The housing market has enjoyed steady growth during the past two years. It was brought to its knees from an economic meltdown which started in 2007, so today’s news by President Obama regarding the housing recovery was received with reserved optimism. Surprisingly to some was his comments supporting the dismantling of industry giants; Fannie Mae (Federal National Mortgage Association) and Freddie Mac (Federal National Loan Mortgage Corporation)?
Bipartisan Support and Commitment for Consumers
He is seeking bipartisan support should the dismantling become a reality. In addition, he is seeking a commitment that consumers will still be afforded low-cost mortgage money for their purchase or refinance transactions.
The importance of the announcement today is pretty straightforward. The meltdown affected consumers, organizations and companies who relied on the economy as part of their metric. Mortgage lenders were imploding like never seen before, Fannie and Freddie were running up historic losses to deal with all the mortgages which were sucked into the foreclosure vacuum.

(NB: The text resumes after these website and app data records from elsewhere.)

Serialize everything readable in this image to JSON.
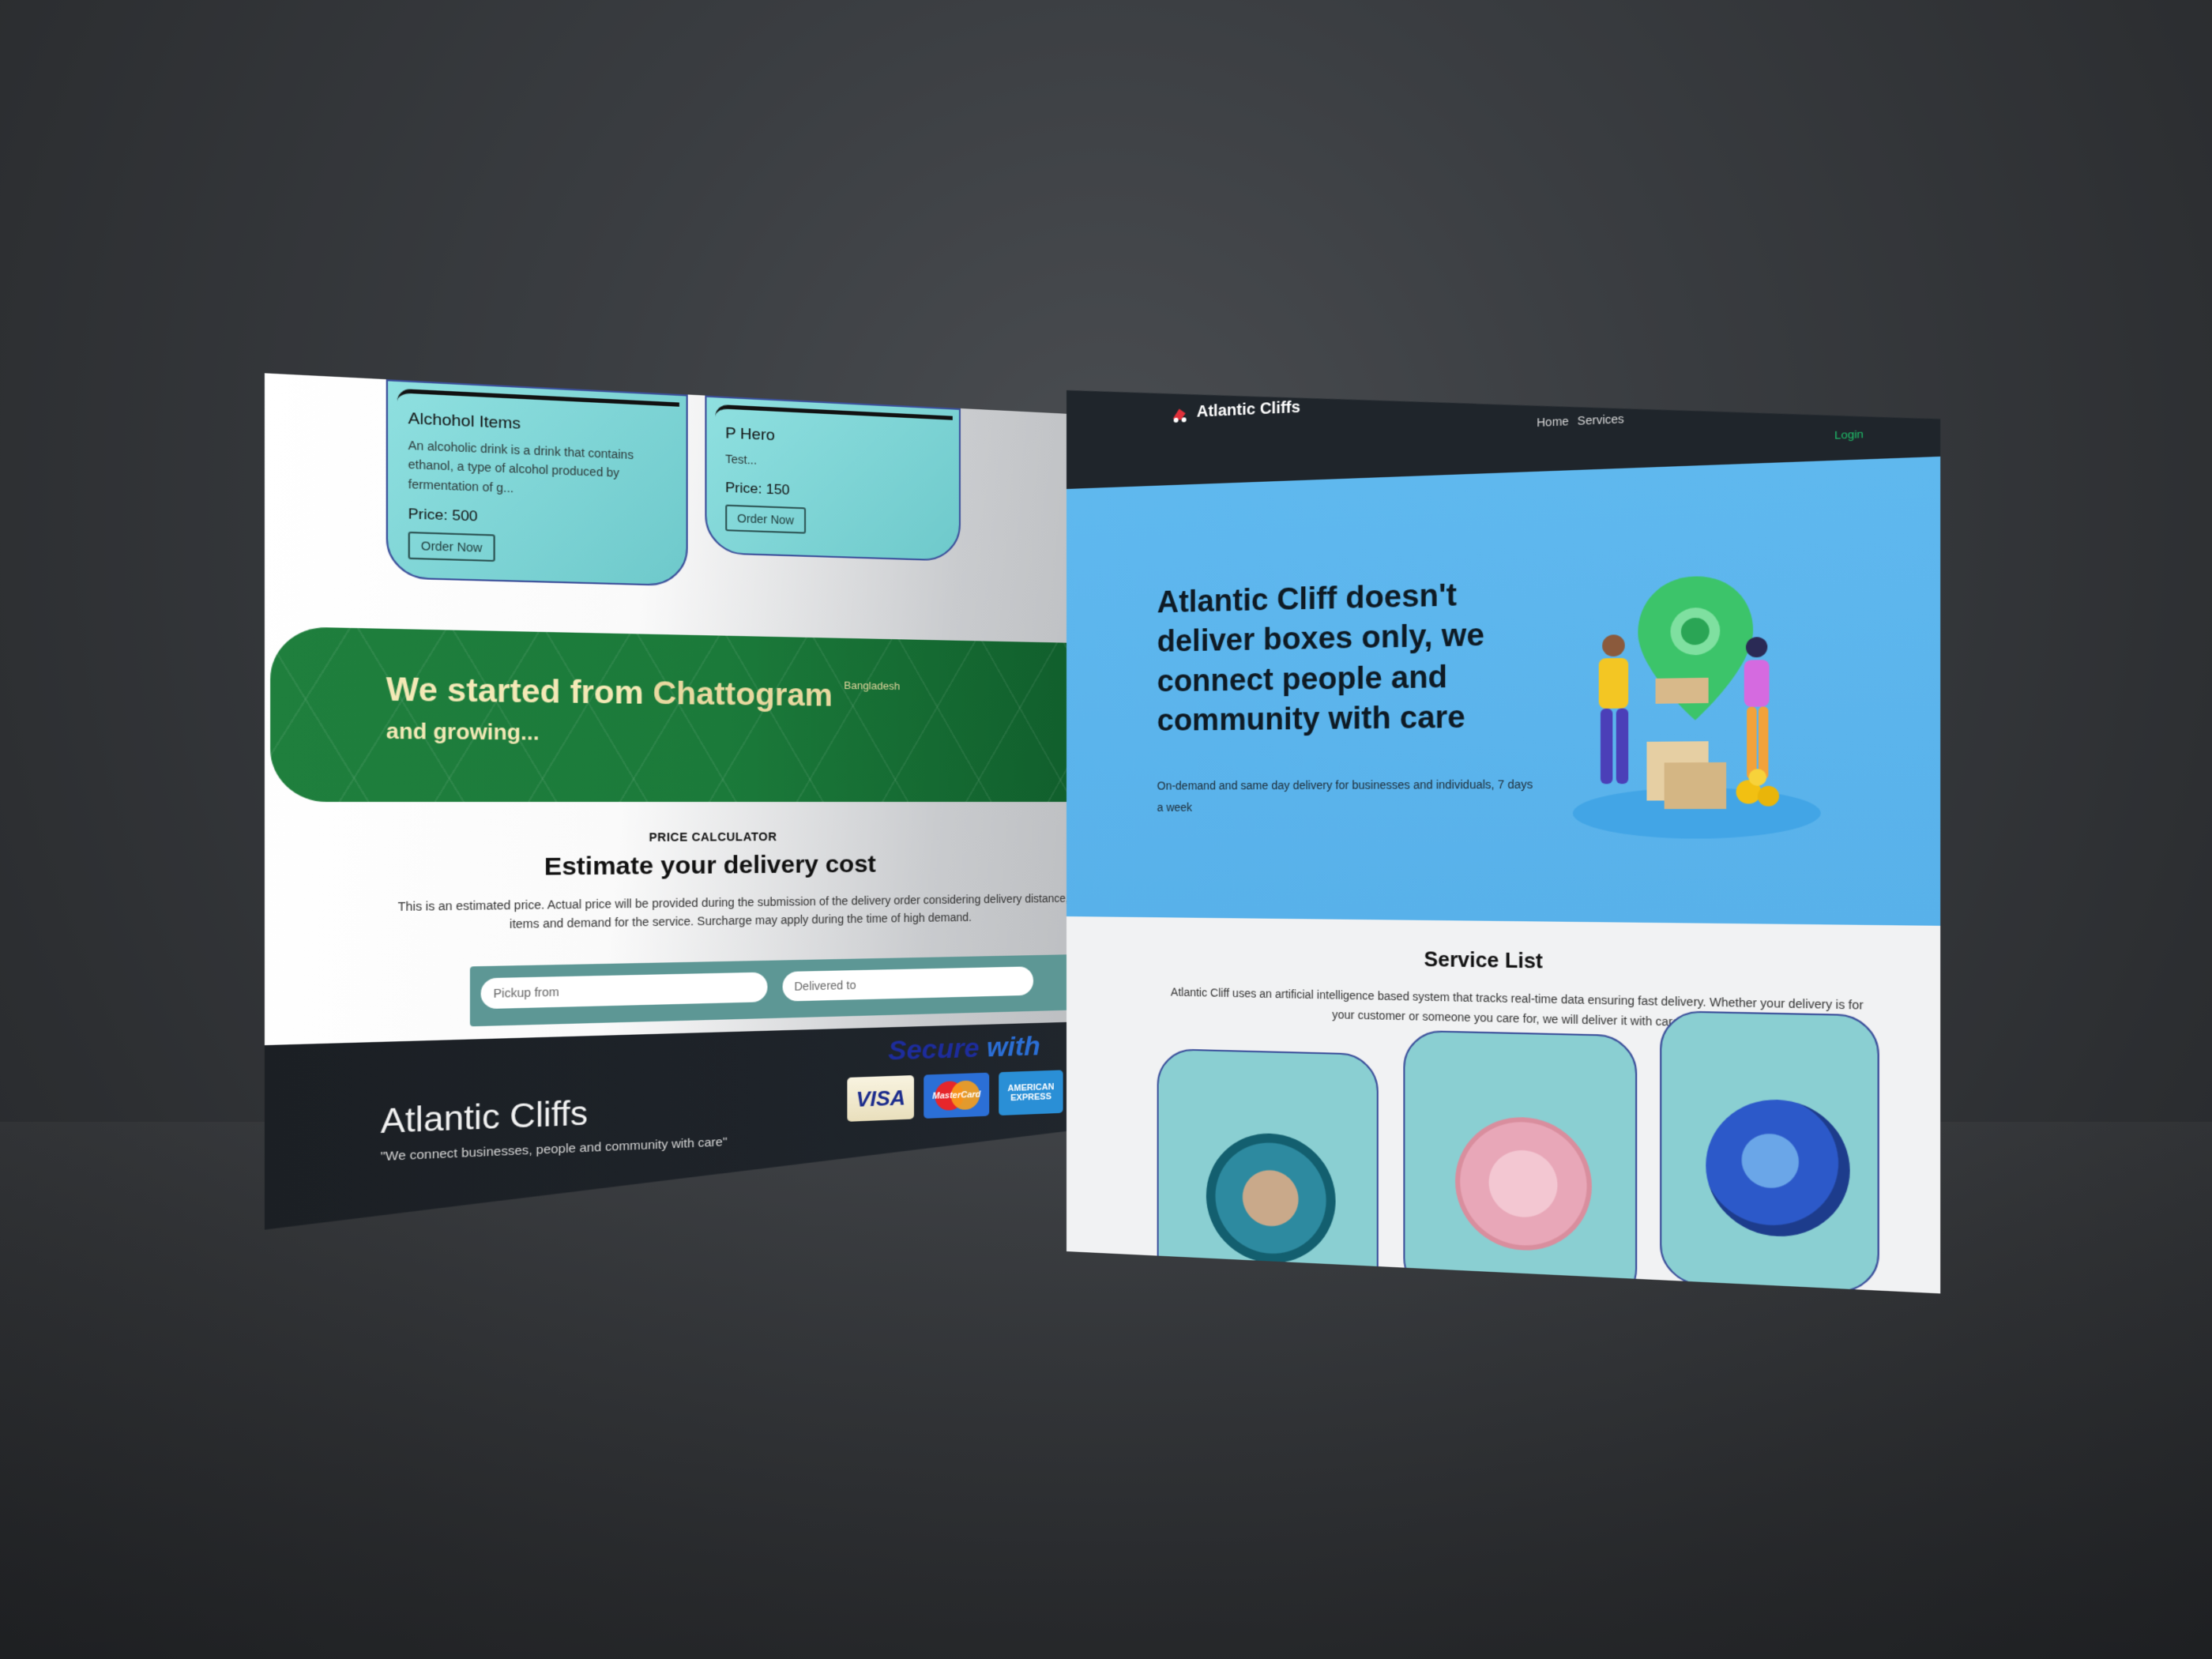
{
  "left_page": {
    "cards": [
      {
        "title": "Alchohol Items",
        "description": "An alcoholic drink is a drink that contains ethanol, a type of alcohol produced by fermentation of g...",
        "price": "Price: 500",
        "button": "Order Now"
      },
      {
        "title": "P Hero",
        "description": "Test...",
        "price": "Price: 150",
        "button": "Order Now"
      }
    ],
    "banner": {
      "title_prefix": "We started from",
      "title_city": "Chattogram",
      "country": "Bangladesh",
      "subtitle": "and growing..."
    },
    "calculator": {
      "kicker": "PRICE CALCULATOR",
      "title": "Estimate your delivery cost",
      "description": "This is an estimated price. Actual price will be provided during the submission of the delivery order considering delivery distance, items and demand for the service. Surcharge may apply during the time of high demand.",
      "pickup_placeholder": "Pickup from",
      "delivered_placeholder": "Delivered to"
    },
    "footer": {
      "brand": "Atlantic Cliffs",
      "tagline": "\"We connect businesses, people and community with care\"",
      "secure_1": "Secure",
      "secure_2": "with",
      "cards": {
        "visa": "VISA",
        "mastercard": "MasterCard",
        "amex": "AMERICAN EXPRESS"
      }
    }
  },
  "right_page": {
    "nav": {
      "brand": "Atlantic Cliffs",
      "links": [
        "Home",
        "Services"
      ],
      "login": "Login"
    },
    "hero": {
      "title": "Atlantic Cliff doesn't deliver boxes only, we connect people and community with care",
      "subtitle": "On-demand and same day delivery for businesses and individuals, 7 days a week"
    },
    "services": {
      "title": "Service List",
      "description": "Atlantic Cliff uses an artificial intelligence based system that tracks real-time data ensuring fast delivery. Whether your delivery is for your customer or someone you care for, we will deliver it with care."
    }
  },
  "colors": {
    "background": "#2c2e31",
    "card_teal": "#8fe0e0",
    "banner_green": "#1f7f3d",
    "hero_blue": "#60b9ef",
    "nav_dark": "#1f252b",
    "login_green": "#1fbf6a"
  }
}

As a stop-gap measure Congress approved a taxpayer bailout to get them back on their feet. There was plenty of blame to go around why a bailout was needed, however there was also a consensus that taxpayers or the government should be careful to never place themselves in the precarious position in assuming such a large risk. The bailout was huge but fortunately both organizations have paid back their loans.
As expected the experience was fodder for political debates. However President Obama as well as industry executives understand that it might sound easy to eliminate institutions which may appear outdated or no longer useful, but they also realize there currently is not a conduit to fill the housing hole if they were to disappear.

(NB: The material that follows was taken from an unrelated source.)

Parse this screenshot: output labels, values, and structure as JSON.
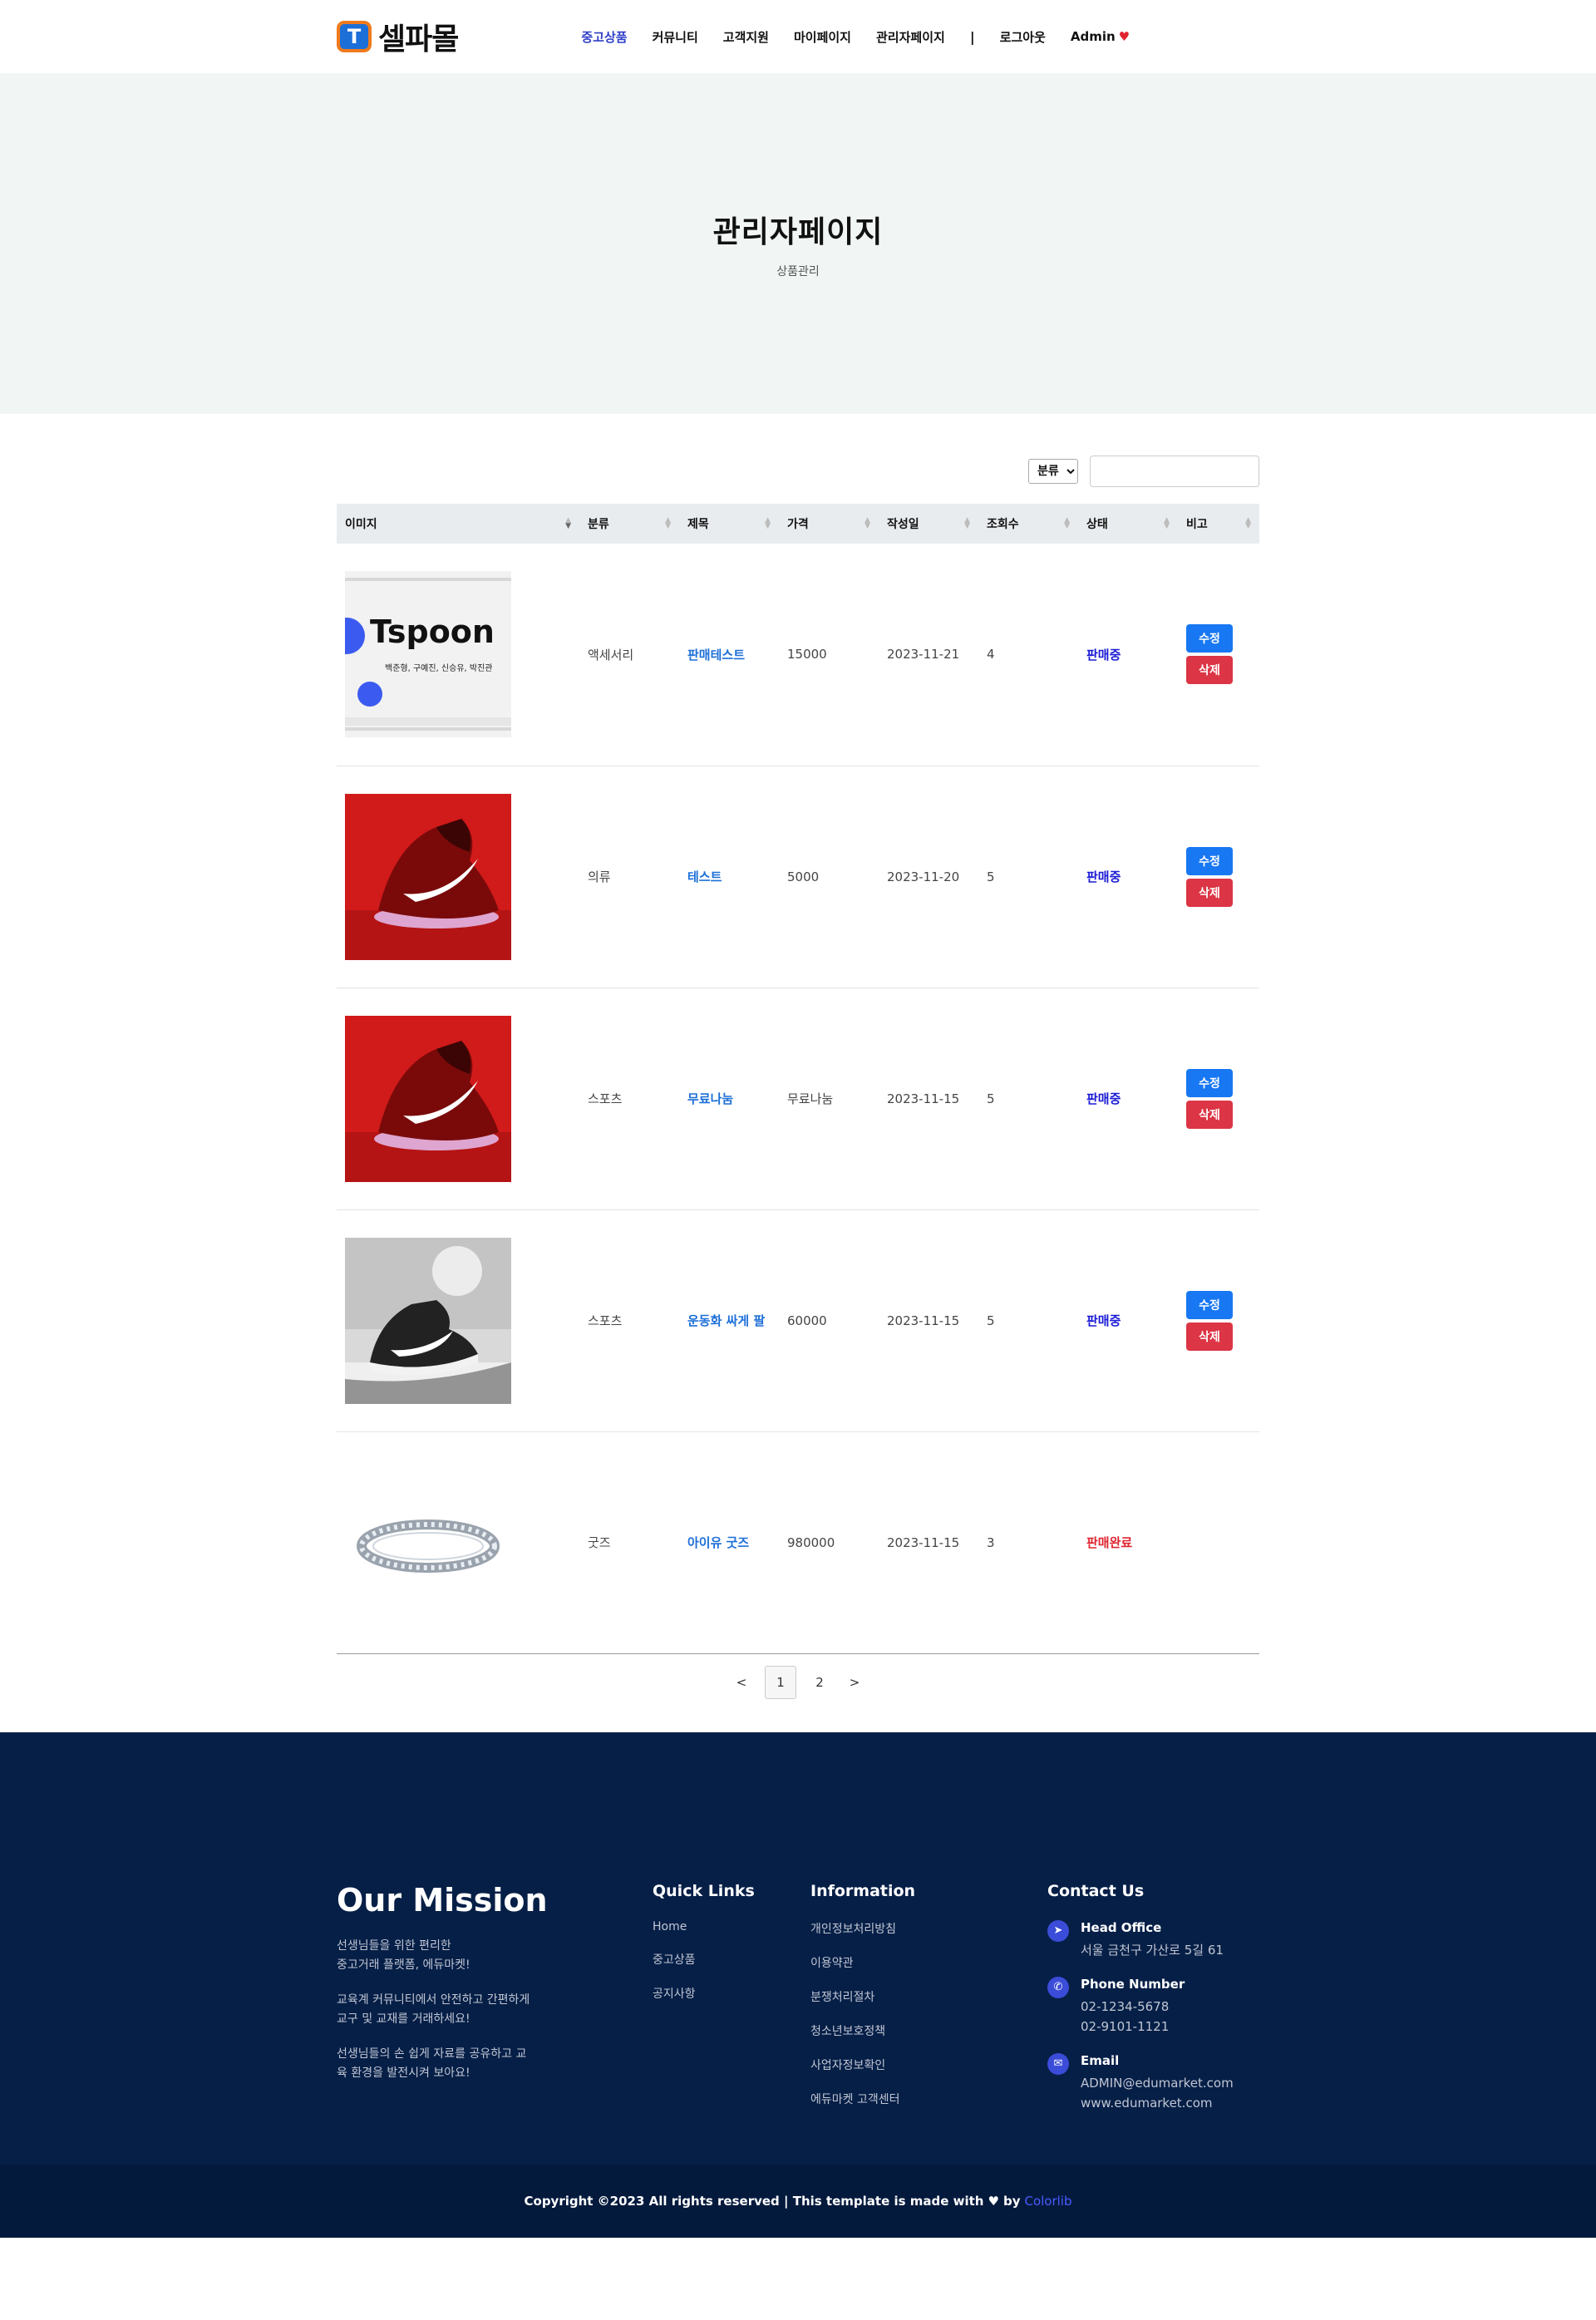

History of FHA, Fannie & Freddie
When the crisis erupted in 2007, it was likened to the Great Depression of the ‘30’s. One of the lessons learned from the Great Depression was the need to create a vibrant middle class. In 1937 FHA was created with the focus of creating home ownership.
As part of obtaining affordable mortgages, shortly thereafter, in 1938 Fannie Mae was created to complement FHA. The housing market took off and in 1970, Freddie Mac was created so that consumers had a choice of government insured or conventional mortgages. All three institutions are quasi-government operated since they rely on taxpayer funding for a portion of their operations.
Obama, “End Fannie Mae and Freddie Mac’s failed business model so taxpayers are never again on the hook for bad loans and bailouts.”
As the economy improved in 2009, some politicians barked for the dismantling of any companies relying on mortgage protection. The chatter reached fever pitched levels in January 2011, following the GOP regaining control of the House of Representatives. A key component of their ideology is removing or minimizing government involvement. Their plea is to privatize as much as possible. Further they insist the market should control rates and prices. Therein lies the political stalemate because the housing industry is an important part of the economy.
Any significant increase from current market rates could be devastating to the recovery. That is why the President agrees, Fannie and Freddie should be dismantled, but only if there are solid assurances consumers can obtain affordable mortgages. Until that happens, it will be business as usual.